Host: Doug Wilder
With fifteen years under its belt, Anime Boston has a lot of history behind it. From those humble beginnings at the Park Plaza, we’ve watched Anime Boston grow into a limitless celebration of all things anime.
And, as the convention has gone through countless changes, so also has the state of anime fandom. Usenet and tapes gave way to social media and the promise of anime anytime, anywhere. Streaming has become the new normal, and Anime Expo pulls in over one hundred thousand people.
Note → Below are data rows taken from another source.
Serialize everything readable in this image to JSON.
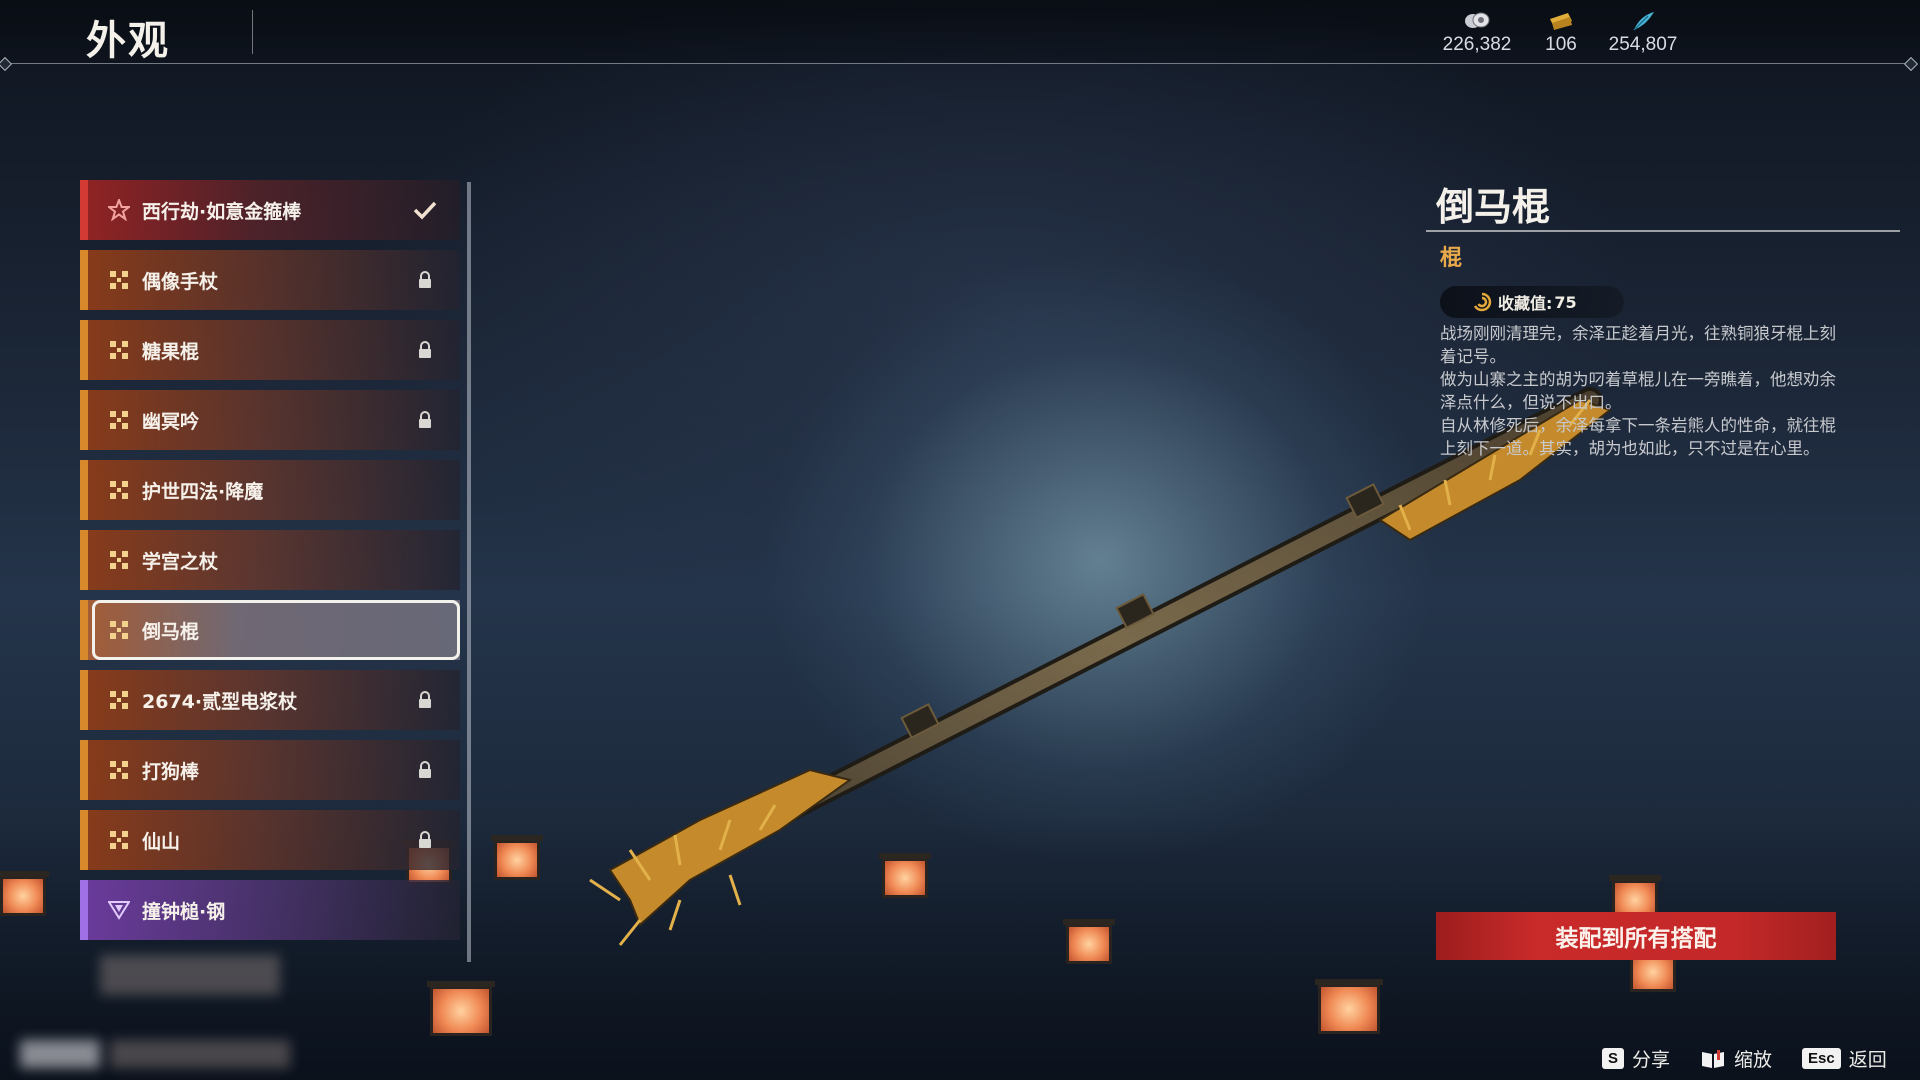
{
  "header": {
    "title": "外观",
    "currencies": [
      {
        "icon": "coin-stack-icon",
        "value": "226,382"
      },
      {
        "icon": "gold-ticket-icon",
        "value": "106"
      },
      {
        "icon": "blue-feather-icon",
        "value": "254,807"
      }
    ]
  },
  "list": {
    "items": [
      {
        "label": "西行劫·如意金箍棒",
        "rarity_color": "#d23a33",
        "icon": "star-icon",
        "status": "equipped-check-icon"
      },
      {
        "label": "偶像手杖",
        "rarity_color": "#d8892c",
        "icon": "cross-pattern-icon",
        "status": "lock-icon"
      },
      {
        "label": "糖果棍",
        "rarity_color": "#d8892c",
        "icon": "cross-pattern-icon",
        "status": "lock-icon"
      },
      {
        "label": "幽冥吟",
        "rarity_color": "#d8892c",
        "icon": "cross-pattern-icon",
        "status": "lock-icon"
      },
      {
        "label": "护世四法·降魔",
        "rarity_color": "#d8892c",
        "icon": "cross-pattern-icon",
        "status": ""
      },
      {
        "label": "学宫之杖",
        "rarity_color": "#d8892c",
        "icon": "cross-pattern-icon",
        "status": ""
      },
      {
        "label": "倒马棍",
        "rarity_color": "#d8892c",
        "icon": "cross-pattern-icon",
        "status": "",
        "selected": true
      },
      {
        "label": "2674·贰型电浆杖",
        "rarity_color": "#d8892c",
        "icon": "cross-pattern-icon",
        "status": "lock-icon"
      },
      {
        "label": "打狗棒",
        "rarity_color": "#d8892c",
        "icon": "cross-pattern-icon",
        "status": "lock-icon"
      },
      {
        "label": "仙山",
        "rarity_color": "#d8892c",
        "icon": "cross-pattern-icon",
        "status": "lock-icon"
      },
      {
        "label": "撞钟槌·钢",
        "rarity_color": "#a071e6",
        "icon": "triangle-pattern-icon",
        "status": ""
      }
    ]
  },
  "detail": {
    "name": "倒马棍",
    "type": "棍",
    "collection_label": "收藏值:",
    "collection_value": "75",
    "description": [
      "战场刚刚清理完，余泽正趁着月光，往熟铜狼牙棍上刻着记号。",
      "做为山寨之主的胡为叼着草棍儿在一旁瞧着，他想劝余泽点什么，但说不出口。",
      "自从林修死后，余泽每拿下一条岩熊人的性命，就往棍上刻下一道。其实，胡为也如此，只不过是在心里。"
    ],
    "equip_button": "装配到所有搭配"
  },
  "footer": {
    "hints": [
      {
        "key": "S",
        "label": "分享"
      },
      {
        "key": "book-icon",
        "label": "缩放"
      },
      {
        "key": "Esc",
        "label": "返回"
      }
    ]
  },
  "colors": {
    "accent_orange": "#d8892c",
    "accent_red": "#d23a33",
    "accent_purple": "#a071e6",
    "gold_text": "#e7a94a",
    "button_red": "#c42828"
  }
}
Doug Wilder, Anime Boston’s Facilities Manager, decided to dig into the past, to look at the world of 2003, when Anime Boston first entered the scene. He began with the now-famous anecdote of the con’s formation. As the tale goes, Patrick Delahanty and Adam Ferraro sought to build a con that would best other events they’d attended. The two expected roughly a thousand attendees to their inaugural event, but easily broke that in pre-registrations (1,200). By the time the convention itself had concluded, the event had seen 4,110 warm bodies, and attendance was capped by the Boston Fire Marshall.
That said, Anime Boston still managed to become the seventh largest anime convention in North America.
Wilder used this tale as a springboard into a history lesson. From the convention, he began to take a closer look at other goings-on in (and around) 2003.
At the time, changes were hitting fast and hard for the anime industry. The Anime Network launched in 2002, Lupin III debuted on Adult Swim, and Toonami introduced the world to Evangelion with Giant Robot Week. Naruto was just starting its run, and fansubs were still a primary way of consuming anime.
And on these notes, Wilder pulled no punches. He spent a fair amount of time discussing 2003’s Gundam SEED fansub fiasco. At the time, fansubbers would translate shows as they aired. This was a bit of a grey area, as western distributors turned a blind eye until they had a licensing contract in hand. On license, the circles distributing the show would generally pull their episodes, to make way for the official release. Gundam SEED, though, was a somewhat unusual situation at the time. Bandai Entertainment had licensed the series late in its TV run. With just five episodes remaining, the studio sent cease-and-desist notices to fansub groups. This led to outrage, mixed with excitement as it was the first Gundam show to be licensed mid-run.
Through the presentation, Wilder supplemented his points with dozens of relics from the past. Magazine ads, TV spots, and even web ads from the time were all fair game. Using his sources, Wilder pointed out the origins of legal streaming anime (in Japan in 2002, no less!), and reminded the world of the scourge of singles.
Through it all, though, Wilder showed a real understanding of everything that made the pre-Facebook anime world tick. His playful sense of humor and many anecdotes helped transport fans back to the days of old, while maintaining a generally laid-back feel.
For many in the room, it was a chance to return to a simpler time. For that hour, as we heard tales of Marvel Mangaverse and AniPike, we were all united in our nostalgia.